Cesar Lastra, innovation expert and international speaker, chimed in and emphasised the importance of creating a culture of belief and strategy that allows innovation to happen – “ innovation isn’t a job description, it’s a culture”.

Consequently, three themes emerged as the keys to innovation: People, Environment they are working in, and How we talk to each other within that environment.

Panelists and the audience bounced ideas off each other in an engaging debate discussing where innovation came from.
Great quotes of the day:

  • “100 years ago innovation was called art”
  • “before it was called innovation, it was called muse”

The speakers agreed that something is innovative only if it creates something new and adds value, and wondered whether the introduction of KPIs and other measurement killed innovation. Knowing your purpose and what you are good at was also deemed important to identify which kind of innovation will drive your business forward.

Cesar Lastra: “don’t act as if you have to be the next Apple

Time flew by and over a final glass of wine and some snacks everyone agreed that communicators are indeed in a prime position to drive innovation and should continue to work to overcome the barriers to innovation and creativity and place them at the heart of communications.

View pictures from the event on Flickr: https://www.flickr.com/photos/iabcuk/


A big Thank You goes to all speakers and the IABC UK team for organising this inspiring event.

Kristin Heume

Article written by Kristin Heume
LinkedIn: uk.linkedin.com/in/kristinheume/en
Twitter: @kheume



Check our Twitter feed during the event via #innochat @iabcuk



Our panel of speakers:

Cesar Lastra – Innovation expert and international speaker. Cesar Lastra is a London-based independent consultant who has been based in the US, Latin America and Europe in FMCG and agency roles, from where he has developed a unique expertise combining strategy, insights, marketing capability and ideation.

Dik Veenman – Founder of The Right Conversation and expert in dialogue and effective team conversations, including brainstorms. Dik has 20 years experience as a communication consultant, including MD of pioneering internal communication agency Smythe Dorward Lambert in the 1990’s. He is a qualified Executive Coach and has extensive experience of enabling conversations at all levels for a wide range of organisations in many different geographies. Dik has an MBA from London Business School and a degree in Chemical Engineering from Imperial College. In his spare time he mentors troubled teenagers.

Ezri Carlebach – Innovation consultant, writer and lecturer. Watch a story-telling workshop video conducted by Ezri.

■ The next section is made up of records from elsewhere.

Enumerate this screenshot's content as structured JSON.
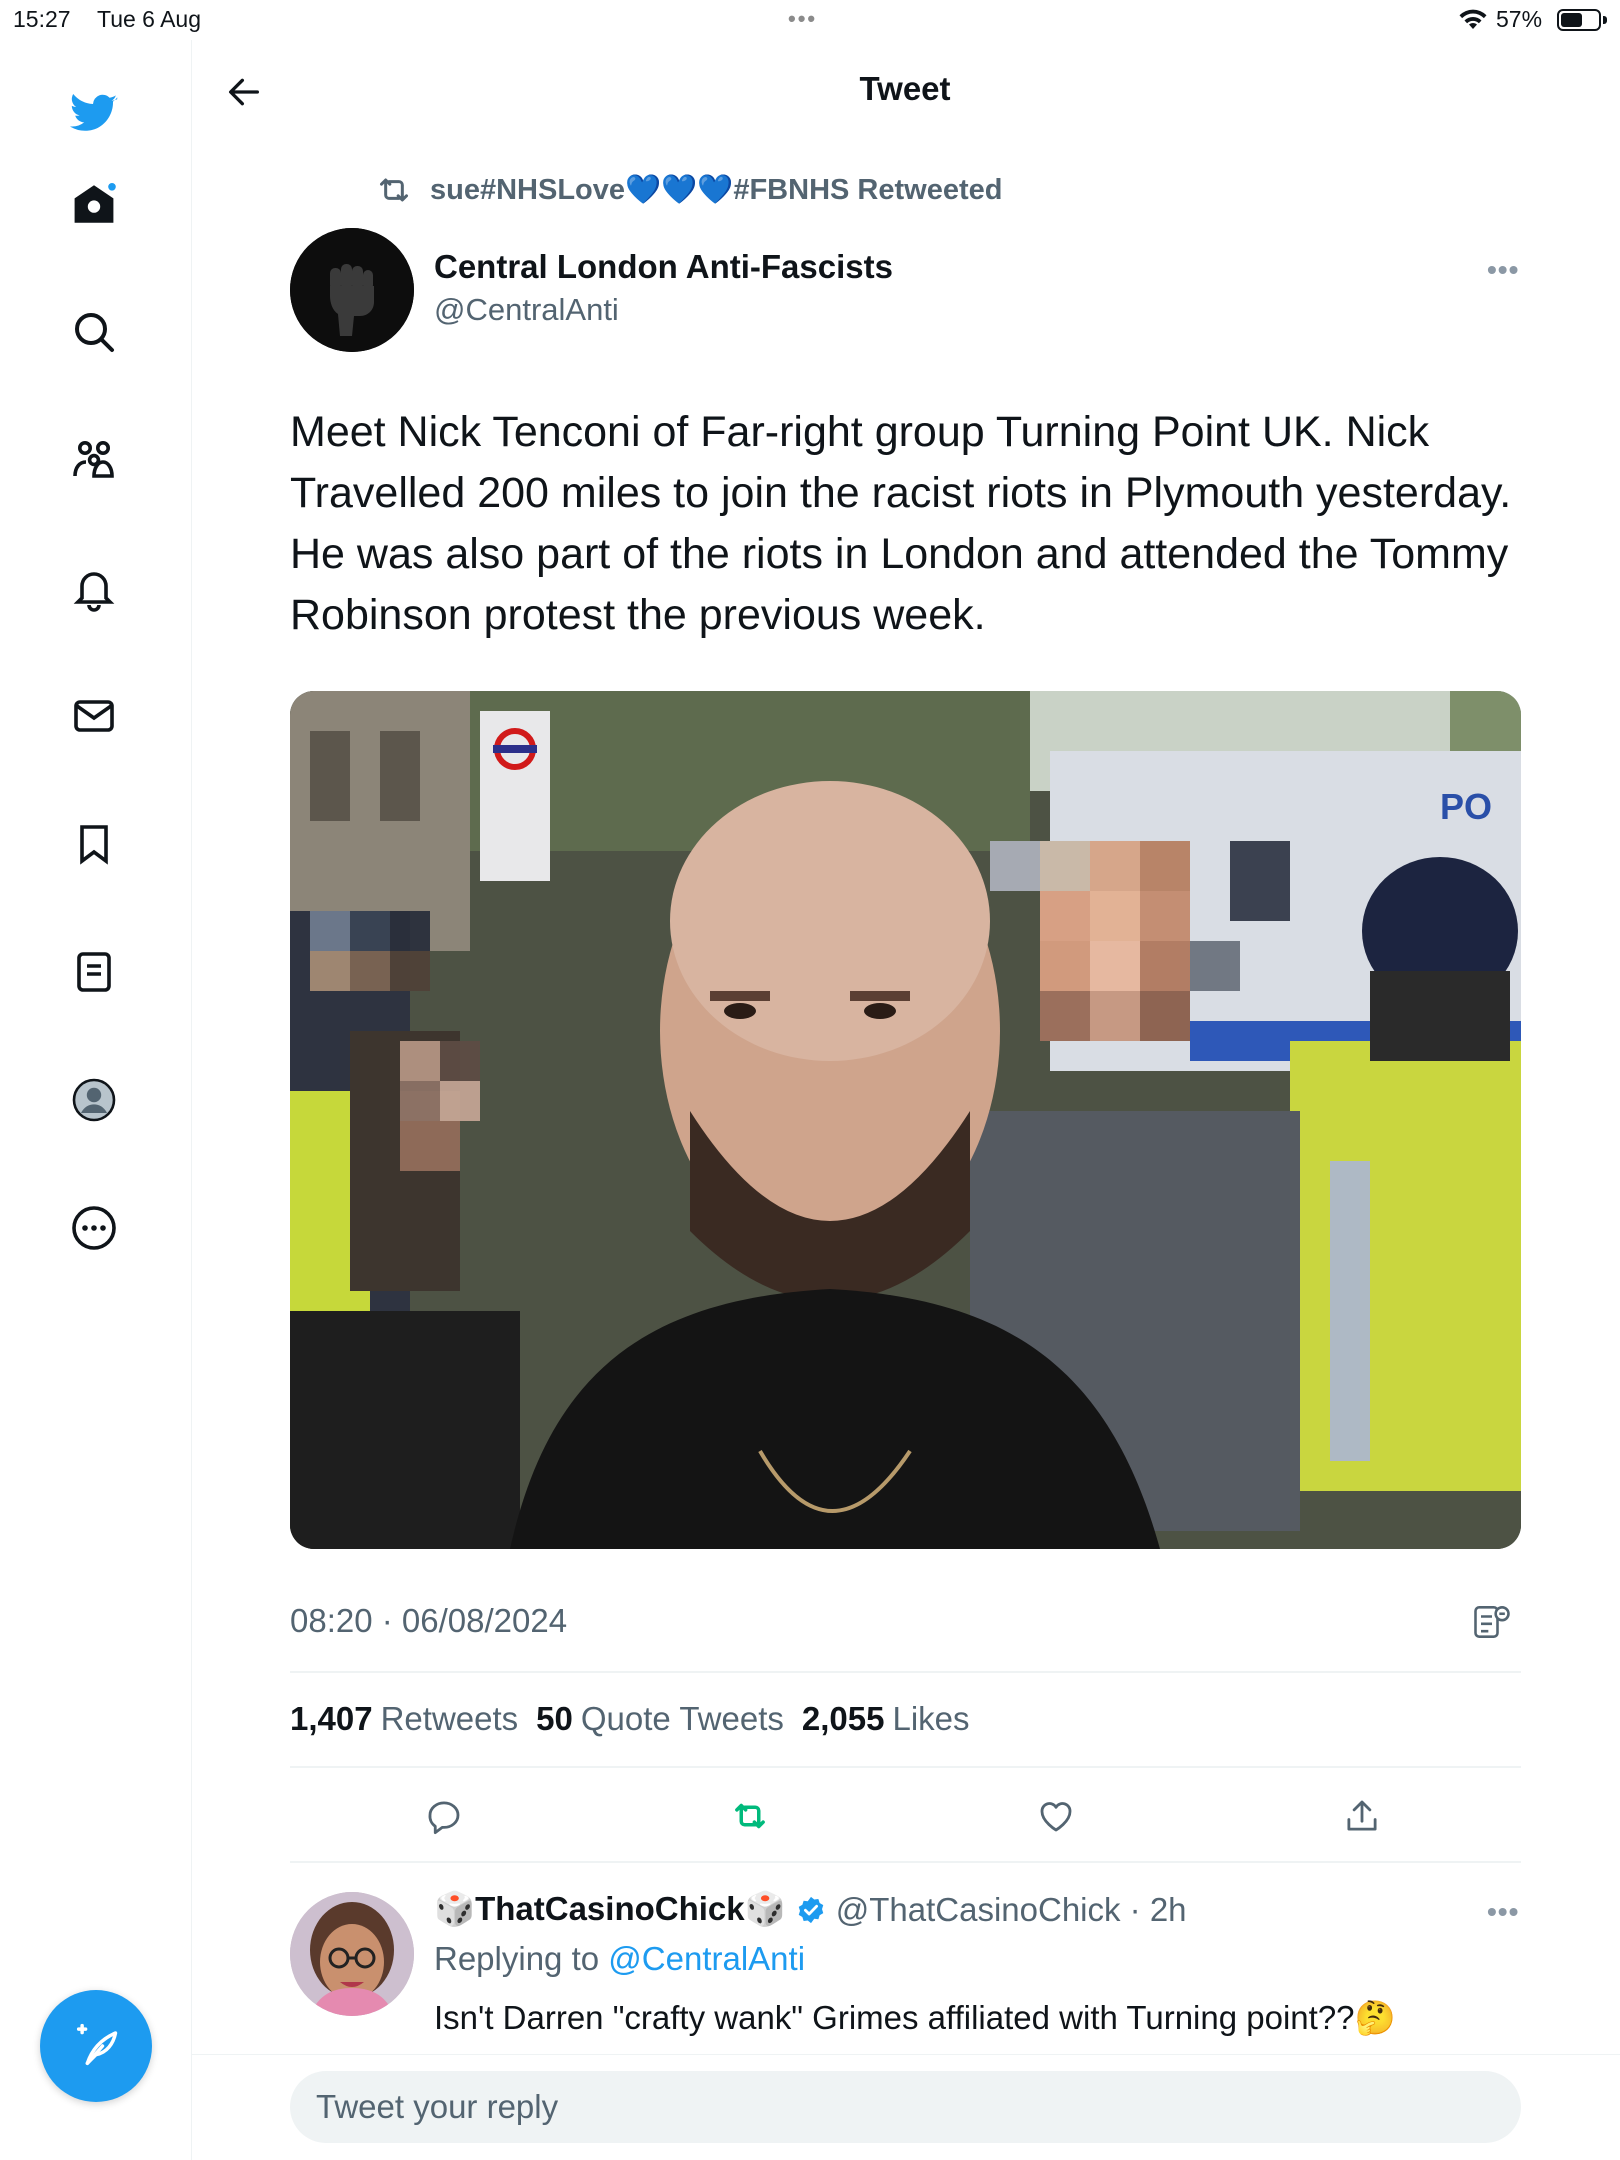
{
  "status_bar": {
    "time": "15:27",
    "date": "Tue 6 Aug",
    "multitask_dots": "•••",
    "battery_percent": "57%",
    "battery_level": 0.57
  },
  "sidebar": {
    "items": [
      {
        "name": "twitter-logo-icon"
      },
      {
        "name": "home-icon",
        "has_notification_dot": true
      },
      {
        "name": "search-icon"
      },
      {
        "name": "communities-icon"
      },
      {
        "name": "notifications-icon"
      },
      {
        "name": "messages-icon"
      },
      {
        "name": "bookmarks-icon"
      },
      {
        "name": "lists-icon"
      },
      {
        "name": "profile-icon"
      },
      {
        "name": "more-icon"
      }
    ],
    "compose_icon": "compose-feather-icon"
  },
  "header": {
    "title": "Tweet",
    "back_icon": "back-arrow-icon"
  },
  "tweet": {
    "retweeted_by": "sue#NHSLove💙💙💙#FBNHS Retweeted",
    "author_name": "Central London Anti-Fascists",
    "author_handle": "@CentralAnti",
    "text": "Meet Nick Tenconi of Far-right group Turning Point UK. Nick Travelled 200 miles to join the racist riots in Plymouth yesterday. He was also part of the riots in London and attended the Tommy Robinson protest the previous week.",
    "timestamp": "08:20 · 06/08/2024",
    "stats": {
      "retweets_count": "1,407",
      "retweets_label": "Retweets",
      "quotes_count": "50",
      "quotes_label": "Quote Tweets",
      "likes_count": "2,055",
      "likes_label": "Likes"
    },
    "media_sign_text": "PO"
  },
  "reply": {
    "name": "🎲ThatCasinoChick🎲",
    "handle": "@ThatCasinoChick · 2h",
    "replying_prefix": "Replying to",
    "replying_to": "@CentralAnti",
    "text": "Isn't  Darren \"crafty wank\" Grimes affiliated with Turning point??🤔"
  },
  "composer": {
    "placeholder": "Tweet your reply"
  },
  "colors": {
    "accent": "#1d9bf0",
    "retweet_green": "#00ba7c",
    "secondary_text": "#536471"
  }
}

Gorkan Ahmetoglu – Business and consumer psychologist and Director of Digital Enterprise at Goldsmiths College. Gorkan’s pioneering research on Entrepreneurship was funded by the Economic and Social Research Council, and he is also active in the areas of leadership, behavioural economics, and consumer psychology. Despite his relatively short academic career, Gorkan has already published numerous research articles in scientific journals, and his first book, Personality 101, will be published later this year. Gorkan is an associate of Harvard’s Entrepreneurial Finance Lab.